━━ MATERIAL TO PROCESS
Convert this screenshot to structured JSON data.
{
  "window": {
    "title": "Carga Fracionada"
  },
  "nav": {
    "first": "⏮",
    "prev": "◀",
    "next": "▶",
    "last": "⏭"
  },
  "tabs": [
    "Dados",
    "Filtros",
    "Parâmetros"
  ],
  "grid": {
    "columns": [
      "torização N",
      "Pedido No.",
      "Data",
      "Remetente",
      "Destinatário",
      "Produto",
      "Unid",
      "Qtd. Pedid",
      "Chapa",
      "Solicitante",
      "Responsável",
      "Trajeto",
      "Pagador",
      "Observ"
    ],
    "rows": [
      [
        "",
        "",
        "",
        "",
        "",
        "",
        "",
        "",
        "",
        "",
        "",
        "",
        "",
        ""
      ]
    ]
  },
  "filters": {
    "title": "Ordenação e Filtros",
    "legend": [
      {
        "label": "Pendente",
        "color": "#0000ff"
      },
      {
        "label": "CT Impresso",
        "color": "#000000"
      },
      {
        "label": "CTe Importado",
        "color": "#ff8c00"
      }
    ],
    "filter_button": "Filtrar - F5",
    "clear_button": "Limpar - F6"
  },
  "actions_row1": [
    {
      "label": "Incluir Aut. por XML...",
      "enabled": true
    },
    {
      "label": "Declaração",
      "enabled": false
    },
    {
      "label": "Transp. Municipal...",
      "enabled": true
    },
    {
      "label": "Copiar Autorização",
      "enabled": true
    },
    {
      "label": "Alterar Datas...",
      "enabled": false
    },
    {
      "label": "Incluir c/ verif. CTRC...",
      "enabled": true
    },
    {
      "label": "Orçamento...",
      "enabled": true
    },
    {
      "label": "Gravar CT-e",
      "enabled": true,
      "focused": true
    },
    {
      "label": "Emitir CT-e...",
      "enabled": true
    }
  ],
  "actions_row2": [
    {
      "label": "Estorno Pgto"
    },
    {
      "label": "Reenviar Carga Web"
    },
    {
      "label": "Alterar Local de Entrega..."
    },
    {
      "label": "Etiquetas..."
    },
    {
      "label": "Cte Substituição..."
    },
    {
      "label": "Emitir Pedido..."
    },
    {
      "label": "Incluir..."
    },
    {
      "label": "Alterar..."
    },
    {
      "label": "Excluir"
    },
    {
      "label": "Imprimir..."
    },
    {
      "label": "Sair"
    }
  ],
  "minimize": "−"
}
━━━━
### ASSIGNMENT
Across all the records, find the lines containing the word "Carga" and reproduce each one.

### WRITTEN ANSWER
    "title": "Carga Fracionada"
      "label": "Reenviar Carga Web"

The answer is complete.